Across the listing, count the lines that include the string "interfaces". Give nothing besides the number.

-------------------------

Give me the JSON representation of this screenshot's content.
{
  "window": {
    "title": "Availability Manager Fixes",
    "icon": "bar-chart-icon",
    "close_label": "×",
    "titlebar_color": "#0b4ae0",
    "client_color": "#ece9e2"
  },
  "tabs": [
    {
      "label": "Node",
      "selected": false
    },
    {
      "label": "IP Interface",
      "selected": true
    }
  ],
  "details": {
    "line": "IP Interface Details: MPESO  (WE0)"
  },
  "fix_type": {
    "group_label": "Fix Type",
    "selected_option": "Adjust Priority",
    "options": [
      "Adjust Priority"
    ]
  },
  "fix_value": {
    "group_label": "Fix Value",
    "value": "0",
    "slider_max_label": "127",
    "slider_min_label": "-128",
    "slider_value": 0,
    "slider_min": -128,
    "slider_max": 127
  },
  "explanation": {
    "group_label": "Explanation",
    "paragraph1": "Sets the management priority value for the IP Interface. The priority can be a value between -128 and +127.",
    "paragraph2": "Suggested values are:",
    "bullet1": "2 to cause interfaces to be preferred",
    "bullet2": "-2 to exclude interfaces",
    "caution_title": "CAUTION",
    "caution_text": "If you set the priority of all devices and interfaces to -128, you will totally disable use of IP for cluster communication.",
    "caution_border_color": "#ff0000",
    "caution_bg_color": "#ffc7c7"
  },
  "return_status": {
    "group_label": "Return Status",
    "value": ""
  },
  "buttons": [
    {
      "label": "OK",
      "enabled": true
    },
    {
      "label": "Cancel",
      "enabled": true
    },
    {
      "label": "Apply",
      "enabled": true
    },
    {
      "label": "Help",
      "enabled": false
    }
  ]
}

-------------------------

> **Output of the task**: 3